Information supplied: Begin

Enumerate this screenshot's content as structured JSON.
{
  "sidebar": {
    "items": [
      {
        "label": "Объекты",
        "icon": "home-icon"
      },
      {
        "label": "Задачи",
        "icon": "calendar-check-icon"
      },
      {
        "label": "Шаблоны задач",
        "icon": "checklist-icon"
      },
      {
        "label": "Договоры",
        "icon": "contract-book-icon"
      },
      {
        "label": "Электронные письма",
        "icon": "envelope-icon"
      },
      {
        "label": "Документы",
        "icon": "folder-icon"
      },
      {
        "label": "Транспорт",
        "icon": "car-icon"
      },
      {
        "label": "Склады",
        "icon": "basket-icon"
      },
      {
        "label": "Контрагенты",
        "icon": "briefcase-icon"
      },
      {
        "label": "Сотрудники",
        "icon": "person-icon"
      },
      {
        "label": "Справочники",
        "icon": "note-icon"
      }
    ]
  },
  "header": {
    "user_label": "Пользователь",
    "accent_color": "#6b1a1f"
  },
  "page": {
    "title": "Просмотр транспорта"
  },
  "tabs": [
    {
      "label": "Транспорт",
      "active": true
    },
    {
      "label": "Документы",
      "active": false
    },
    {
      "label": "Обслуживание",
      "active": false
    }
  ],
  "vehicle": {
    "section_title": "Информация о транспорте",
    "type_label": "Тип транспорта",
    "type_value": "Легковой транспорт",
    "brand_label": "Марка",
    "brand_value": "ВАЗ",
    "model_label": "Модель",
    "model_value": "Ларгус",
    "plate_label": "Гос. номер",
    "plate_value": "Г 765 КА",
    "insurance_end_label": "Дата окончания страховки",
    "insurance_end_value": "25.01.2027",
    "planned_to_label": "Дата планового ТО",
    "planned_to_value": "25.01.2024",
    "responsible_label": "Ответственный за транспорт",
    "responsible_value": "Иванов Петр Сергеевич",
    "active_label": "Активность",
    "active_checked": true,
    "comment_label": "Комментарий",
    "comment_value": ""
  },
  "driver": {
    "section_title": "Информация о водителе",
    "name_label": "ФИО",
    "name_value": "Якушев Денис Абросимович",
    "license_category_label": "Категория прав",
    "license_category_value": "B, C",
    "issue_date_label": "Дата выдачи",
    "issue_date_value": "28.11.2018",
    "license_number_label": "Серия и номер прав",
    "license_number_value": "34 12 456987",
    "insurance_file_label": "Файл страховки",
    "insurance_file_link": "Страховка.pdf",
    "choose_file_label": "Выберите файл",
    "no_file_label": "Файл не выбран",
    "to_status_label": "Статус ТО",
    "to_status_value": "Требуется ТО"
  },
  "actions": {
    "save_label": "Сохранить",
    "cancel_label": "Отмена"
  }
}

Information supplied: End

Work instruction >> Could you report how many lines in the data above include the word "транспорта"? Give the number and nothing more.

Problem solution >> 2